2 min read

Peace caused a stir when they came to prominence in 2013, with the release of their first album In Love being voted one of the UK’s top 20 debut albums for that year and earning them scores of dedicated fans.

Peace Happy PeopleNow a couple of years on, the young four-piece are back with their second studio album, Happy People. Written on the road while touring In Love, Happy People is Peace at their most enthusiastic, on the cusp of international success. The result is an uplifting and ambitious album that captures the sense of adventure that writing songs in one’s hotel room can bring, and is a reflection of their new lives after having gained popularity.

This sense of adventure is immediately captured by the album’s opening two tracks, O You and Gen Strange. Their addictive sound is surprisingly tropical for a band hailing from the UK midlands, and is at times reminiscent of youthful Aussies Jagwar Ma or even New York’s Vampire Weekend. While O You provides an enticing introduction with it’s nostalgic, yet optimistic lyrics and glistening strings, Gen Strange sees the band taking a more straightforward approach ending up with an irresistible pop track.

On moving break-up song Someday Peace experiment with a more delicate and sincere approach. While frontman Harrison Koisser’s sensitive lyrics are beautifully written, this change of pace doesn’t to favours to the overall momentum of the album. However, the redeeming Money immediately brings it back. Here they abandon the youthful innocence of their earlier tracks to show a far gutsier side to the band. Koisser’s delivery is flawless and greatly compelling, executing a fairly convincing David Bowie impression part way through, with his brother Sam providing a driving bassline groove. With every listen Money gets better and better, and quickly becomes a standout of the album.

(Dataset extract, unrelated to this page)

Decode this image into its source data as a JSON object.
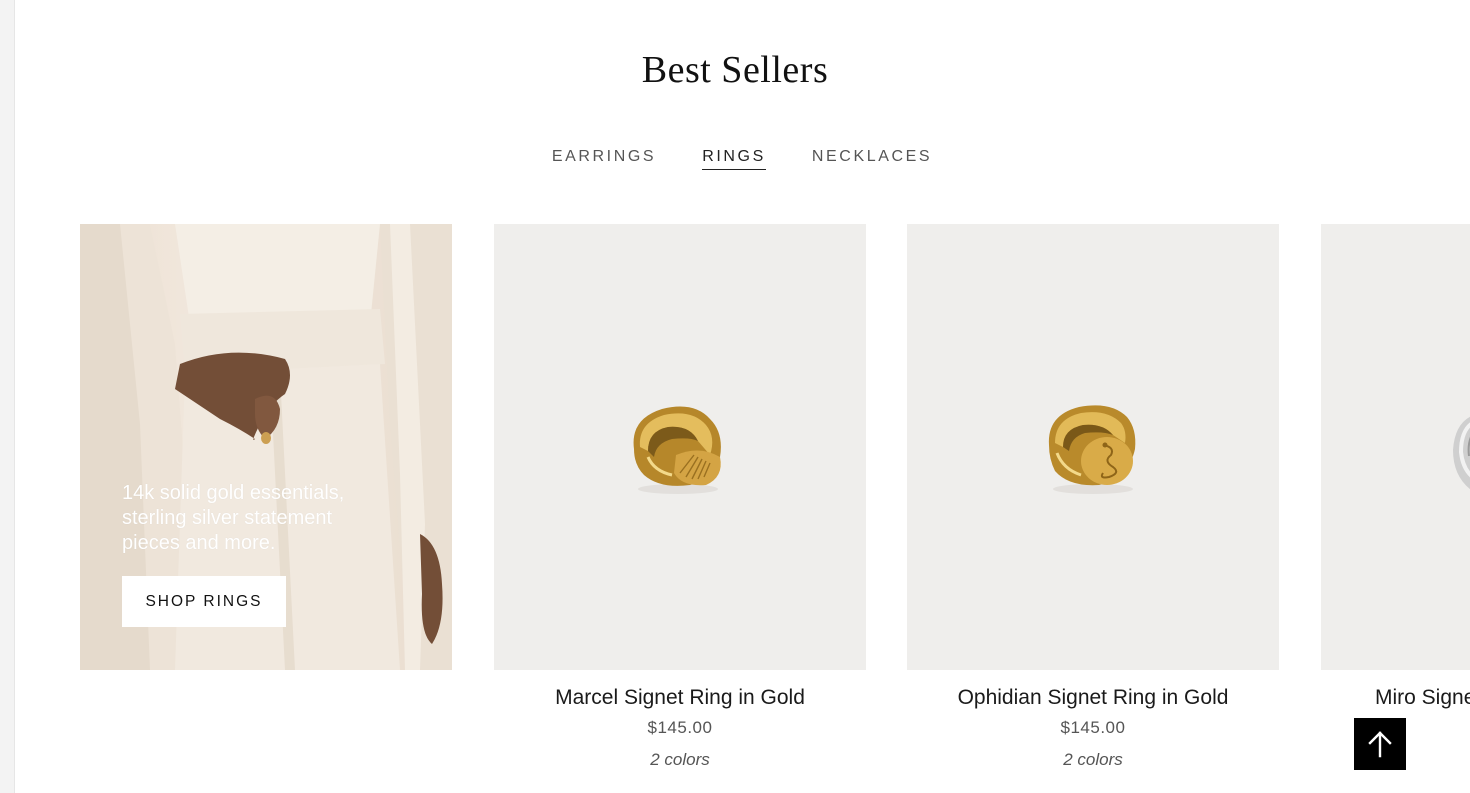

World Pleasure brings the album to a spectacular conclusion, combining the infectious groove of tracks like Money with a spectrum of hooky guitar riffs, swirling synth strings and Koisser giving a playful delivery that borders on rap. Midway through the track falls away to only that immense bassline, gradually building layer upon layer towards and explosive conclusion that renders in nearly impossible to stand still.

Peace have an undeniable knack for writing infectious indie pop tracks that capture their youthful enthusiasm and ambition. It’s not hard to see why their debut album was so well received, and there’s no doubt that this one will be a satisfying follow up for fans. Above all, this album is titled perfectly as it is sure to leave its listeners exactly that, happy people.